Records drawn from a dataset
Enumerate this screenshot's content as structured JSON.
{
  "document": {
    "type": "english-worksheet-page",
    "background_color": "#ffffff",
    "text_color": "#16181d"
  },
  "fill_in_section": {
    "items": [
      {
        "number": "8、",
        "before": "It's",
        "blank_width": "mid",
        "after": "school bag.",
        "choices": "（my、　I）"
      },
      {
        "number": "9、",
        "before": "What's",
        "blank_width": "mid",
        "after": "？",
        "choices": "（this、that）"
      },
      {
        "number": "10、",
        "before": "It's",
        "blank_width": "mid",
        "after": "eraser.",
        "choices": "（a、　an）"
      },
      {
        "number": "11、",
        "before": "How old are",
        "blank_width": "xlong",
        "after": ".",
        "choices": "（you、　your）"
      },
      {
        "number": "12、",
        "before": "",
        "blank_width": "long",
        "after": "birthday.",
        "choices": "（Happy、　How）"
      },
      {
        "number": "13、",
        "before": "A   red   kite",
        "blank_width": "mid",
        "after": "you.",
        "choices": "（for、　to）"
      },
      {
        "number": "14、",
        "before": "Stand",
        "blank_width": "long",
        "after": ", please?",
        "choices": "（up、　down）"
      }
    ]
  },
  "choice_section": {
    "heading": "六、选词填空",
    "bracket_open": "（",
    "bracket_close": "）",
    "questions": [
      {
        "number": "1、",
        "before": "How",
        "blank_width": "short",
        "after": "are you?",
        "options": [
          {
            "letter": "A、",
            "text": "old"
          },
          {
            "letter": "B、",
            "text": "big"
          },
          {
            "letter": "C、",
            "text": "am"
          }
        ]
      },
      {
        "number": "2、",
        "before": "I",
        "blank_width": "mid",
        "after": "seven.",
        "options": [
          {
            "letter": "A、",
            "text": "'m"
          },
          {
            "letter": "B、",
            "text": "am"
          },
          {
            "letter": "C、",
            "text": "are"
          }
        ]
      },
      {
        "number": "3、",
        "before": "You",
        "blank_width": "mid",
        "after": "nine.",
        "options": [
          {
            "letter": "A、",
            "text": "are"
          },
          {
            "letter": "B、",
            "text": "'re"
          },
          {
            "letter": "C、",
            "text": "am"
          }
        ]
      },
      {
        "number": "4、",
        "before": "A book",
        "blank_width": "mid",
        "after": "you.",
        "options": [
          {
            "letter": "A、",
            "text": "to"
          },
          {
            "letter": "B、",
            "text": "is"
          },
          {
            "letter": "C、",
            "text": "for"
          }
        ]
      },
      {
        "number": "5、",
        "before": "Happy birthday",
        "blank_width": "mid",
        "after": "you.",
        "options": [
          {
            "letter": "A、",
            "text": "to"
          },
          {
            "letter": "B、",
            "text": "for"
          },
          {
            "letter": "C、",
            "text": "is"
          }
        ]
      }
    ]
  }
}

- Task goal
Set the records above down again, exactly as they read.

- Reply
Enumerate this screenshot's content as structured JSON.
{
  "document": {
    "type": "english-worksheet-page",
    "background_color": "#ffffff",
    "text_color": "#16181d"
  },
  "fill_in_section": {
    "items": [
      {
        "number": "8、",
        "before": "It's",
        "blank_width": "mid",
        "after": "school bag.",
        "choices": "（my、　I）"
      },
      {
        "number": "9、",
        "before": "What's",
        "blank_width": "mid",
        "after": "？",
        "choices": "（this、that）"
      },
      {
        "number": "10、",
        "before": "It's",
        "blank_width": "mid",
        "after": "eraser.",
        "choices": "（a、　an）"
      },
      {
        "number": "11、",
        "before": "How old are",
        "blank_width": "xlong",
        "after": ".",
        "choices": "（you、　your）"
      },
      {
        "number": "12、",
        "before": "",
        "blank_width": "long",
        "after": "birthday.",
        "choices": "（Happy、　How）"
      },
      {
        "number": "13、",
        "before": "A   red   kite",
        "blank_width": "mid",
        "after": "you.",
        "choices": "（for、　to）"
      },
      {
        "number": "14、",
        "before": "Stand",
        "blank_width": "long",
        "after": ", please?",
        "choices": "（up、　down）"
      }
    ]
  },
  "choice_section": {
    "heading": "六、选词填空",
    "bracket_open": "（",
    "bracket_close": "）",
    "questions": [
      {
        "number": "1、",
        "before": "How",
        "blank_width": "short",
        "after": "are you?",
        "options": [
          {
            "letter": "A、",
            "text": "old"
          },
          {
            "letter": "B、",
            "text": "big"
          },
          {
            "letter": "C、",
            "text": "am"
          }
        ]
      },
      {
        "number": "2、",
        "before": "I",
        "blank_width": "mid",
        "after": "seven.",
        "options": [
          {
            "letter": "A、",
            "text": "'m"
          },
          {
            "letter": "B、",
            "text": "am"
          },
          {
            "letter": "C、",
            "text": "are"
          }
        ]
      },
      {
        "number": "3、",
        "before": "You",
        "blank_width": "mid",
        "after": "nine.",
        "options": [
          {
            "letter": "A、",
            "text": "are"
          },
          {
            "letter": "B、",
            "text": "'re"
          },
          {
            "letter": "C、",
            "text": "am"
          }
        ]
      },
      {
        "number": "4、",
        "before": "A book",
        "blank_width": "mid",
        "after": "you.",
        "options": [
          {
            "letter": "A、",
            "text": "to"
          },
          {
            "letter": "B、",
            "text": "is"
          },
          {
            "letter": "C、",
            "text": "for"
          }
        ]
      },
      {
        "number": "5、",
        "before": "Happy birthday",
        "blank_width": "mid",
        "after": "you.",
        "options": [
          {
            "letter": "A、",
            "text": "to"
          },
          {
            "letter": "B、",
            "text": "for"
          },
          {
            "letter": "C、",
            "text": "is"
          }
        ]
      }
    ]
  }
}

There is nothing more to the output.